▶ _TASK ITEM_
In your copy, leave out the pictures and repeat every record exactly.

▶ _LISTED RECORDS_
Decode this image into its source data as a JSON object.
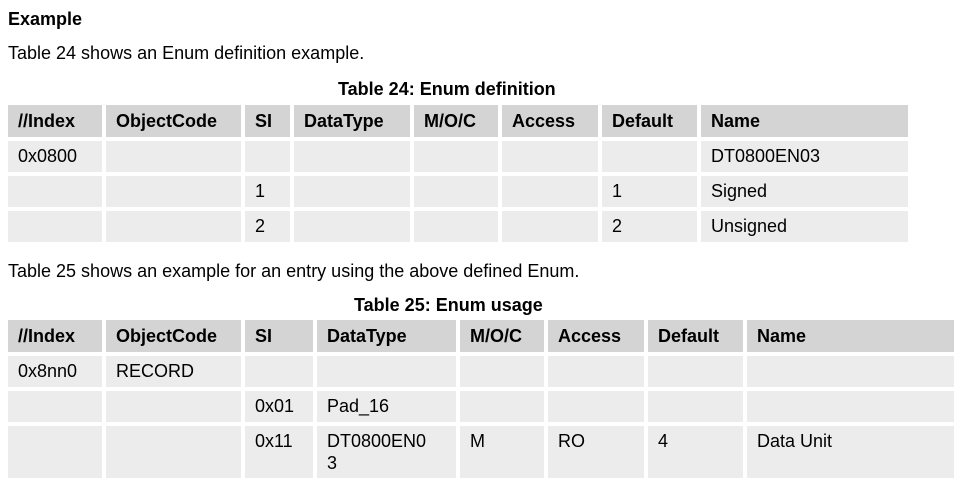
{
  "heading": "Example",
  "para1": "Table 24 shows an Enum definition example.",
  "table24": {
    "caption": "Table 24: Enum definition",
    "headers": [
      "//Index",
      "ObjectCode",
      "SI",
      "DataType",
      "M/O/C",
      "Access",
      "Default",
      "Name"
    ],
    "rows": [
      [
        "0x0800",
        "",
        "",
        "",
        "",
        "",
        "",
        "DT0800EN03"
      ],
      [
        "",
        "",
        "1",
        "",
        "",
        "",
        "1",
        "Signed"
      ],
      [
        "",
        "",
        "2",
        "",
        "",
        "",
        "2",
        "Unsigned"
      ]
    ]
  },
  "para2": "Table 25 shows an example for an entry using the above defined Enum.",
  "table25": {
    "caption": "Table 25: Enum usage",
    "headers": [
      "//Index",
      "ObjectCode",
      "SI",
      "DataType",
      "M/O/C",
      "Access",
      "Default",
      "Name"
    ],
    "rows": [
      [
        "0x8nn0",
        "RECORD",
        "",
        "",
        "",
        "",
        "",
        ""
      ],
      [
        "",
        "",
        "0x01",
        "Pad_16",
        "",
        "",
        "",
        ""
      ],
      [
        "",
        "",
        "0x11",
        "DT0800EN0\n3",
        "M",
        "RO",
        "4",
        "Data Unit"
      ]
    ]
  }
}
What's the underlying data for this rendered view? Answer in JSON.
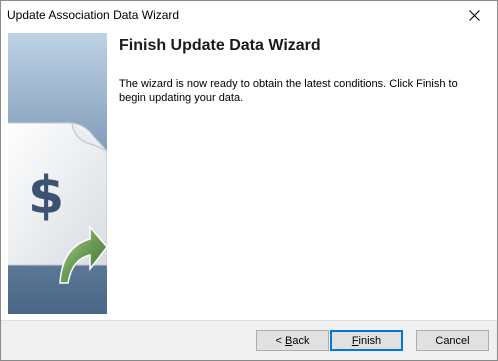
{
  "window": {
    "title": "Update Association Data Wizard"
  },
  "page": {
    "heading": "Finish Update Data Wizard",
    "description": "The wizard is now ready to obtain the latest conditions. Click Finish to begin updating your data."
  },
  "side_panel": {
    "glyph": "$",
    "icons": [
      "document-icon",
      "dollar-sign-icon",
      "green-arrow-icon"
    ]
  },
  "buttons": {
    "back_prefix": "< ",
    "back_accel": "B",
    "back_rest": "ack",
    "finish_accel": "F",
    "finish_rest": "inish",
    "cancel_label": "Cancel"
  },
  "colors": {
    "panel_top": "#b9cde0",
    "panel_bottom": "#4f6b89",
    "arrow_green": "#4c7f3c",
    "default_button_border": "#0078d7"
  }
}
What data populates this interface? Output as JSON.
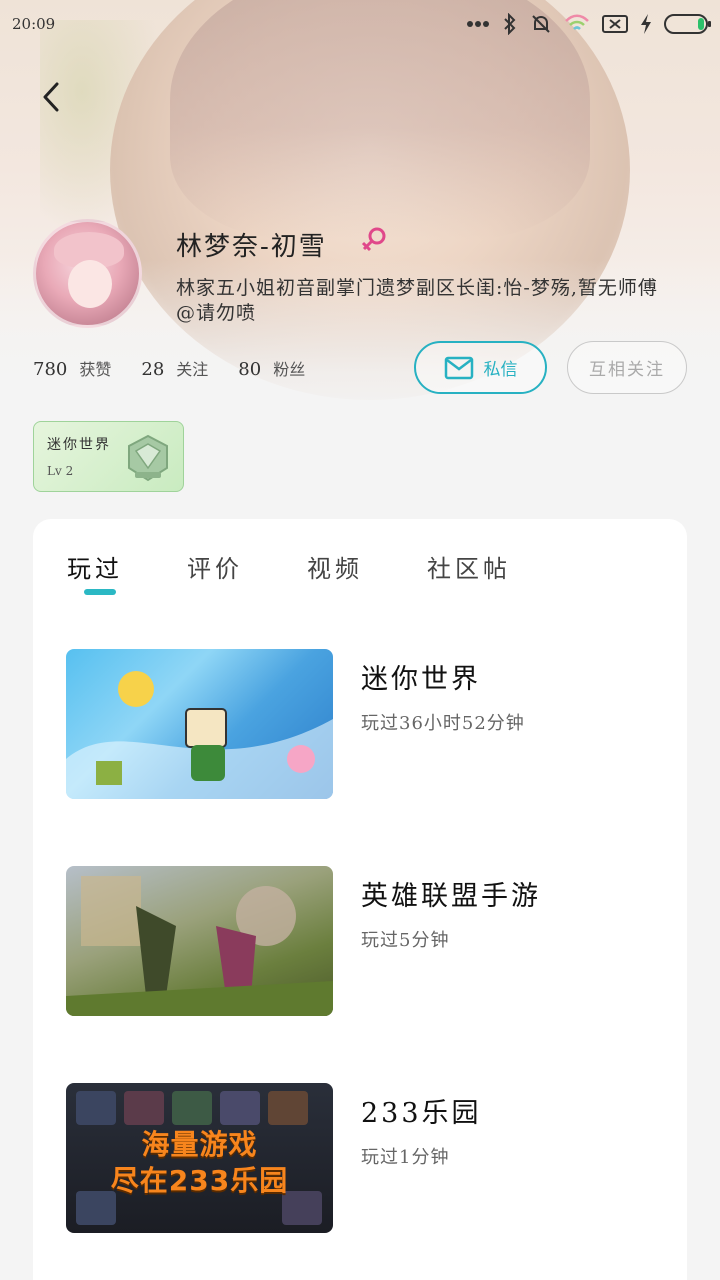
{
  "status_bar": {
    "time": "20:09"
  },
  "profile": {
    "name": "林梦奈-初雪",
    "bio": "林家五小姐初音副掌门遗梦副区长闺:怡-梦殇,暂无师傅@请勿喷",
    "stats": [
      {
        "num": "780",
        "label": "获赞"
      },
      {
        "num": "28",
        "label": "关注"
      },
      {
        "num": "80",
        "label": "粉丝"
      }
    ],
    "message_button": "私信",
    "follow_button": "互相关注",
    "badge": {
      "title": "迷你世界",
      "level": "Lv 2"
    }
  },
  "tabs": [
    "玩过",
    "评价",
    "视频",
    "社区帖"
  ],
  "games": [
    {
      "title": "迷你世界",
      "played": "玩过36小时52分钟"
    },
    {
      "title": "英雄联盟手游",
      "played": "玩过5分钟"
    },
    {
      "title": "233乐园",
      "played": "玩过1分钟",
      "banner_line1": "海量游戏",
      "banner_line2": "尽在233乐园"
    }
  ],
  "colors": {
    "accent": "#2bb8c4",
    "female": "#e0488a"
  }
}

▶ _FINAL ANSWER_
Decode this image into its source data as a JSON object.
{
  "heading": "Example",
  "para1": "Table 24 shows an Enum definition example.",
  "table24": {
    "caption": "Table 24: Enum definition",
    "headers": [
      "//Index",
      "ObjectCode",
      "SI",
      "DataType",
      "M/O/C",
      "Access",
      "Default",
      "Name"
    ],
    "rows": [
      [
        "0x0800",
        "",
        "",
        "",
        "",
        "",
        "",
        "DT0800EN03"
      ],
      [
        "",
        "",
        "1",
        "",
        "",
        "",
        "1",
        "Signed"
      ],
      [
        "",
        "",
        "2",
        "",
        "",
        "",
        "2",
        "Unsigned"
      ]
    ]
  },
  "para2": "Table 25 shows an example for an entry using the above defined Enum.",
  "table25": {
    "caption": "Table 25: Enum usage",
    "headers": [
      "//Index",
      "ObjectCode",
      "SI",
      "DataType",
      "M/O/C",
      "Access",
      "Default",
      "Name"
    ],
    "rows": [
      [
        "0x8nn0",
        "RECORD",
        "",
        "",
        "",
        "",
        "",
        ""
      ],
      [
        "",
        "",
        "0x01",
        "Pad_16",
        "",
        "",
        "",
        ""
      ],
      [
        "",
        "",
        "0x11",
        "DT0800EN0\n3",
        "M",
        "RO",
        "4",
        "Data Unit"
      ]
    ]
  }
}
What's the underlying data for this rendered view? Answer in JSON.
{
  "window": {
    "title": "Update Association Data Wizard"
  },
  "page": {
    "heading": "Finish Update Data Wizard",
    "description": "The wizard is now ready to obtain the latest conditions. Click Finish to begin updating your data."
  },
  "side_panel": {
    "glyph": "$",
    "icons": [
      "document-icon",
      "dollar-sign-icon",
      "green-arrow-icon"
    ]
  },
  "buttons": {
    "back_prefix": "< ",
    "back_accel": "B",
    "back_rest": "ack",
    "finish_accel": "F",
    "finish_rest": "inish",
    "cancel_label": "Cancel"
  },
  "colors": {
    "panel_top": "#b9cde0",
    "panel_bottom": "#4f6b89",
    "arrow_green": "#4c7f3c",
    "default_button_border": "#0078d7"
  }
}
What data populates this interface? Output as JSON.
{
  "status_bar": {
    "time": "20:09"
  },
  "profile": {
    "name": "林梦奈-初雪",
    "bio": "林家五小姐初音副掌门遗梦副区长闺:怡-梦殇,暂无师傅@请勿喷",
    "stats": [
      {
        "num": "780",
        "label": "获赞"
      },
      {
        "num": "28",
        "label": "关注"
      },
      {
        "num": "80",
        "label": "粉丝"
      }
    ],
    "message_button": "私信",
    "follow_button": "互相关注",
    "badge": {
      "title": "迷你世界",
      "level": "Lv 2"
    }
  },
  "tabs": [
    "玩过",
    "评价",
    "视频",
    "社区帖"
  ],
  "games": [
    {
      "title": "迷你世界",
      "played": "玩过36小时52分钟"
    },
    {
      "title": "英雄联盟手游",
      "played": "玩过5分钟"
    },
    {
      "title": "233乐园",
      "played": "玩过1分钟",
      "banner_line1": "海量游戏",
      "banner_line2": "尽在233乐园"
    }
  ],
  "colors": {
    "accent": "#2bb8c4",
    "female": "#e0488a"
  }
}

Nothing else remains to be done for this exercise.